Facebook icon
Twitter icon
e-mail icon

Tamil healthcare workers on the COVID-19 frontline - USA

With thusands of deaths from coronavirus across the United States so far, we look at some of the Tamils healthcare workers the frontlines of the battle to save lives.

From nurses and doctors to our paramedics and porters, every single contribution is invaluable. And alongside thousands of other workers, the Tamil community has been actively involved in efforts to fight the pandemic.

Throughout this month we will update the page to bring you testimonies from those on the frontline.


Dhiviyan Valentine, Doctor, New York City

I’m currently working as a physician in NYC and I honestly don't have an adjective to describe the experience. It's worse than I ever imagined. 

We're picking who gets a ventilator or who gets a critical care room and who doesn't. Patients are dying at rates that we don't know how many are dying per day or per hour. And there's no family bedside during these last moments of life due to visitor restrictions. It's so demoralizing to call these families and inform them about the outcomes of their loved ones and then to find them intubated in the ED a couple days later. 

It's becoming more and more mentally draining everyday. Especially when the demographic of my patients is one that's mostly those of lower socioeconomic status. Even this virus knows the differences between the rich and poor. Those that are living pay check to pay check don't have the privilege to self isolate or work from home. The system is broken. The system has been broken. We need change. Now.



Sabrina Sahadevan, Doctor, Kansas

"I work in an inner city tertiary hospital that was also declared the Covid19 hub of our region a few weeks ago. I’m in a part of the country that has yet to see the devastation and havoc New York has succumbed to but we’re already having to ration/reuse our (inadequate) PPE and convert med-surg floors to PUI areas."

"We have our temperatures checked every day at the designated entry points of our hospital and are required to have masks on at all times (new change in policy to help curb the infection rate). Inevitably, healthcare providers know this policy of febrile illness precluding us from work will change as we start to lose more of our workforce and soon we will be asked to work with “mild to moderate symptoms”."

"I have a co-resident who was seeing patients in clinic with inadequate PPE and is now sick with COVID19. He was a previously healthy 27 year old who is now fighting to stay out of the hospital.  Across the country, my physician friends are sharing stories of 20 year olds on vents including one 37 week pregnant woman. Never thought we’d live through something like this. This pandemic has shed some necessary light on the cracks in our broken system. Now more than ever, I hope we can come together (while social distancing) in realizing that the most important thing we can own is our health. We need to invest in education, healthcare and safety in order to truly have a productive society. To all my Tamil brothers and sisters in healthcare, hope you’re staying safe!"

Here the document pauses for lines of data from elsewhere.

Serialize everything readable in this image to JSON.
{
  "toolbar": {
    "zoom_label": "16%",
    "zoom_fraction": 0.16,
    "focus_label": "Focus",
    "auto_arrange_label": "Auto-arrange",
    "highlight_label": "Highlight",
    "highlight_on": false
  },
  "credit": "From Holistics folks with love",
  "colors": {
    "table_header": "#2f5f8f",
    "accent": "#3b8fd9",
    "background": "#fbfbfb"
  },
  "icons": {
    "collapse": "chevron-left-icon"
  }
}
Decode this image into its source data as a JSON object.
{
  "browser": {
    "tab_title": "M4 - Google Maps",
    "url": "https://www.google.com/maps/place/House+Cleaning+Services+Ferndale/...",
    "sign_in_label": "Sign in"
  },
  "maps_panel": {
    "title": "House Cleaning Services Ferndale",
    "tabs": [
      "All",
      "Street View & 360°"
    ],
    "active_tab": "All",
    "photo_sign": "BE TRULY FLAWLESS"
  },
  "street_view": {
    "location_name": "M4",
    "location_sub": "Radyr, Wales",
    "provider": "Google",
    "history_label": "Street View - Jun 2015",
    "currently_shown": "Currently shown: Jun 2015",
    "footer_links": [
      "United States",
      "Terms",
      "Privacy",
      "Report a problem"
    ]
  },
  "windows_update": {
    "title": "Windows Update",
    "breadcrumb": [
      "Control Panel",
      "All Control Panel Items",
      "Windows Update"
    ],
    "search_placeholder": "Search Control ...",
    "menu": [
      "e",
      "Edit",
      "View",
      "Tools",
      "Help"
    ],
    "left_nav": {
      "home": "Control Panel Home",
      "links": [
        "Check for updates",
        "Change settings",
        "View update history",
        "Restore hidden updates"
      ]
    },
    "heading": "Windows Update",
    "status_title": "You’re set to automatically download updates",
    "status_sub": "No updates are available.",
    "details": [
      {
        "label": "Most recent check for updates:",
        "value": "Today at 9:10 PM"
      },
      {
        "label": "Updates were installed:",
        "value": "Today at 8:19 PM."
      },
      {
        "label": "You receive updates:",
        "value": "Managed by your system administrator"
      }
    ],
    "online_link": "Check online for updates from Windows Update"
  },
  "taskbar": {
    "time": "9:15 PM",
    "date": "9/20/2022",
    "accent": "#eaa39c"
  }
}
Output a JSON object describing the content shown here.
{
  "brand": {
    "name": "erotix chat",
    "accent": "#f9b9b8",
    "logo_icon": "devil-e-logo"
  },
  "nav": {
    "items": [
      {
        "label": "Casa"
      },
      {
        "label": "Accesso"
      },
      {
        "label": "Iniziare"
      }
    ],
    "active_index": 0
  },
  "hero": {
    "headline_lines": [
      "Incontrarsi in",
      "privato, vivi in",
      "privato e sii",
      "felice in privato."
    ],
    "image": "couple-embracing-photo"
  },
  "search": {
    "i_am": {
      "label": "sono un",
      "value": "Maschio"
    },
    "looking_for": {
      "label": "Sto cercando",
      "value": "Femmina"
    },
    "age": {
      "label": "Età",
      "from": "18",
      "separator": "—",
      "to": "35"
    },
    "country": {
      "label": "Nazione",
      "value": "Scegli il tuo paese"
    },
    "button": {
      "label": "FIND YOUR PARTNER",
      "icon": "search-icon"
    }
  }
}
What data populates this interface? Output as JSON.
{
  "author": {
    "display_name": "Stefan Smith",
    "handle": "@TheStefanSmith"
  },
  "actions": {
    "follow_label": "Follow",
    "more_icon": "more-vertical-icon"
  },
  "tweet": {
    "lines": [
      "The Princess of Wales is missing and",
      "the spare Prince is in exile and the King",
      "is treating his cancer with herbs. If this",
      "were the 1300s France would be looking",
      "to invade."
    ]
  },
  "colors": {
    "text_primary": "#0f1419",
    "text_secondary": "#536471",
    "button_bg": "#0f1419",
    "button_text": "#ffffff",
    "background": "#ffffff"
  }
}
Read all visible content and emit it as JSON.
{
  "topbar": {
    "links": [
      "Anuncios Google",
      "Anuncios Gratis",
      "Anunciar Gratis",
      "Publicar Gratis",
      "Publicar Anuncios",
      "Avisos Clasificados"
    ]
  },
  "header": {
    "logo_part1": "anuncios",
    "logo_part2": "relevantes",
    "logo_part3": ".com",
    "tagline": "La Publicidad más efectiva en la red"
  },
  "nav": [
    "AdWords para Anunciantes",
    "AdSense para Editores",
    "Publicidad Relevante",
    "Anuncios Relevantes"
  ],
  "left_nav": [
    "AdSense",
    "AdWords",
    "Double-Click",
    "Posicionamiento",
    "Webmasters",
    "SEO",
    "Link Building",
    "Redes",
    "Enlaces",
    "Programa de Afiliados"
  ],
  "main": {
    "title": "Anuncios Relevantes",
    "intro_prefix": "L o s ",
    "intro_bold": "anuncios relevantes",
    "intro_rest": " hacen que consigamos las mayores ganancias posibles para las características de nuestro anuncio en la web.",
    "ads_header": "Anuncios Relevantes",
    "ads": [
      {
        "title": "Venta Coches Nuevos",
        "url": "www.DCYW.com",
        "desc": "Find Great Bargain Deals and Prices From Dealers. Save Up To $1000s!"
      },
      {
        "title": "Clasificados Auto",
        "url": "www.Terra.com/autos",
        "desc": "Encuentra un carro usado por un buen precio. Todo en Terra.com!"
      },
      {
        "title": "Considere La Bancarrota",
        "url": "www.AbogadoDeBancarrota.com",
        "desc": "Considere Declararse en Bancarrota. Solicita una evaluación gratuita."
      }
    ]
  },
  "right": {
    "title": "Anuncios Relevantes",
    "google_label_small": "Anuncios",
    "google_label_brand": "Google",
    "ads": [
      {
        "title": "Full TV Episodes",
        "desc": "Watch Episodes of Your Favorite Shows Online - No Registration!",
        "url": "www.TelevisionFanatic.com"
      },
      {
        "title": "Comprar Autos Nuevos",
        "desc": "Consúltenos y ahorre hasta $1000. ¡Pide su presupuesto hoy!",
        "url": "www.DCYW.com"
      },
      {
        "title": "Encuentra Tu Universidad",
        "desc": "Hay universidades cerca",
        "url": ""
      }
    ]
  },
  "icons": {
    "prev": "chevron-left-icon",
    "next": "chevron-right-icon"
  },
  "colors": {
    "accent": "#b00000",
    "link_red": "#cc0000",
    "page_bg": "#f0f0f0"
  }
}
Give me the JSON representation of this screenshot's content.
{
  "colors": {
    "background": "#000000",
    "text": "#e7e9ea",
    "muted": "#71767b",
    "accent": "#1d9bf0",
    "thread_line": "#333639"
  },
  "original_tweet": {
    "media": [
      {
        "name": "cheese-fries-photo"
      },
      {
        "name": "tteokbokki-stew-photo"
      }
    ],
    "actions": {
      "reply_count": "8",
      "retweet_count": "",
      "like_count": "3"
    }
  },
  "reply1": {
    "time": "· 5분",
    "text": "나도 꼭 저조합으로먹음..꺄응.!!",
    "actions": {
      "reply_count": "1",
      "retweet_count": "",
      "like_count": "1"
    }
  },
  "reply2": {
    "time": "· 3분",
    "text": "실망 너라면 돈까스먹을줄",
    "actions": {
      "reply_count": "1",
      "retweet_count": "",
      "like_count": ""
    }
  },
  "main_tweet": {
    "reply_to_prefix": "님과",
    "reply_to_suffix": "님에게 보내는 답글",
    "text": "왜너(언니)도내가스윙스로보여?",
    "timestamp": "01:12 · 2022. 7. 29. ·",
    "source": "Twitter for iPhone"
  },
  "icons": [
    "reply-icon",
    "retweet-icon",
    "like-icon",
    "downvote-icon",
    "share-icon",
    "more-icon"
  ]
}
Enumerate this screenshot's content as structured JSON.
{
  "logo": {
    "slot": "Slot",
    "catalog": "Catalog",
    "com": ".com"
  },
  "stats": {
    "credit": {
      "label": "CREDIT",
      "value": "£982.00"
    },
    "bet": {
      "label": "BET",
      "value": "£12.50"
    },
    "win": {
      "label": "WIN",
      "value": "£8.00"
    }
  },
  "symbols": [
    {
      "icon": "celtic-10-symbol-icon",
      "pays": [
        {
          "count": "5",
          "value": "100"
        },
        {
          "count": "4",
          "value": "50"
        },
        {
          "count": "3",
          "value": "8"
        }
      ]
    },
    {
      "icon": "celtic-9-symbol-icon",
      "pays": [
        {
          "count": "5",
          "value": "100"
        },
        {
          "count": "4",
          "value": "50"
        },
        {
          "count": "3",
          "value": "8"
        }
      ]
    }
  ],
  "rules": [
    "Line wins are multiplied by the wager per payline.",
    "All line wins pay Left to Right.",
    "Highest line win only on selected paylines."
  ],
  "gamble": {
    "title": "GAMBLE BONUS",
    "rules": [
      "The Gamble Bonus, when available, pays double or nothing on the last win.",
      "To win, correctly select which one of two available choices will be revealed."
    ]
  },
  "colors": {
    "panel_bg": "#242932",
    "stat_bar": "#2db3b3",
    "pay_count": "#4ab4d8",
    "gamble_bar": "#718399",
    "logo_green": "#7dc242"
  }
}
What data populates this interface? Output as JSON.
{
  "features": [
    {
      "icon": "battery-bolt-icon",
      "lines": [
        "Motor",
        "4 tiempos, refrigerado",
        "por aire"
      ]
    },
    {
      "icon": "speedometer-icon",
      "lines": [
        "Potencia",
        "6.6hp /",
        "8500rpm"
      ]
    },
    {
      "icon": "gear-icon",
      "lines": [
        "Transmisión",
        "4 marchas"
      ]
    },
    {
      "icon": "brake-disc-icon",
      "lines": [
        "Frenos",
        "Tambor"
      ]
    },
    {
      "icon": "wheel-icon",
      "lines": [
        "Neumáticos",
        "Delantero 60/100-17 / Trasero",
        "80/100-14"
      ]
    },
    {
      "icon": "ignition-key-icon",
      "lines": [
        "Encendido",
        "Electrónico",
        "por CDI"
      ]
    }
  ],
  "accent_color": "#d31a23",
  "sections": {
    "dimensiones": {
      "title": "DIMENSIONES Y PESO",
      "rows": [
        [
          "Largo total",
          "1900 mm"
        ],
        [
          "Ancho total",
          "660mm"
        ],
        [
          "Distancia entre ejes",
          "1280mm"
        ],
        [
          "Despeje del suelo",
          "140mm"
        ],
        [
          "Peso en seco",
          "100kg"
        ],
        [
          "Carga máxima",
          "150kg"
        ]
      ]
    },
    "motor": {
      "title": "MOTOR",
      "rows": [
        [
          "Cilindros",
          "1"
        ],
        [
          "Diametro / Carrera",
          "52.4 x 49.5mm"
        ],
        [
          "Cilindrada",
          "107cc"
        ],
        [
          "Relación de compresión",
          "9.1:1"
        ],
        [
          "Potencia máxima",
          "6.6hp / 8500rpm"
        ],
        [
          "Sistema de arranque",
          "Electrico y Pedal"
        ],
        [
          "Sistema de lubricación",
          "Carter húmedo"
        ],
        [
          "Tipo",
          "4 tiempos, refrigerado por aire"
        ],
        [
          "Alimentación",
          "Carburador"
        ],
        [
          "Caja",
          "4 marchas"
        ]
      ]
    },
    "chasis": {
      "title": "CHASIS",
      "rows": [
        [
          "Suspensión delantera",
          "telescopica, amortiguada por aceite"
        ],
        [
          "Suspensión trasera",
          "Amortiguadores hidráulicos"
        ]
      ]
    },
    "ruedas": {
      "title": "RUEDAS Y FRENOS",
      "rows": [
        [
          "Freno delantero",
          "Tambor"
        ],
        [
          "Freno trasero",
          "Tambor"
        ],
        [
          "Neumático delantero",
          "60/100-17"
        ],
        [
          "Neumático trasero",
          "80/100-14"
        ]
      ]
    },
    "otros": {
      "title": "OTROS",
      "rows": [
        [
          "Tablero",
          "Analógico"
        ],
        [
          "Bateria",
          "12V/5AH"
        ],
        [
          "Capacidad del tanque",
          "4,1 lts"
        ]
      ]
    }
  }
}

We need your support

Sri Lanka is one of the most dangerous places in the world to be a journalist. Tamil journalists are particularly at threat, with at least 41 media workers known to have been killed by the Sri Lankan state or its paramilitaries during and after the armed conflict.

Despite the risks, our team on the ground remain committed to providing detailed and accurate reporting of developments in the Tamil homeland, across the island and around the world, as well as providing expert analysis and insight from the Tamil point of view

We need your support in keeping our journalism going. Support our work today.

For more ways to donate visit https://donate.tamilguardian.com.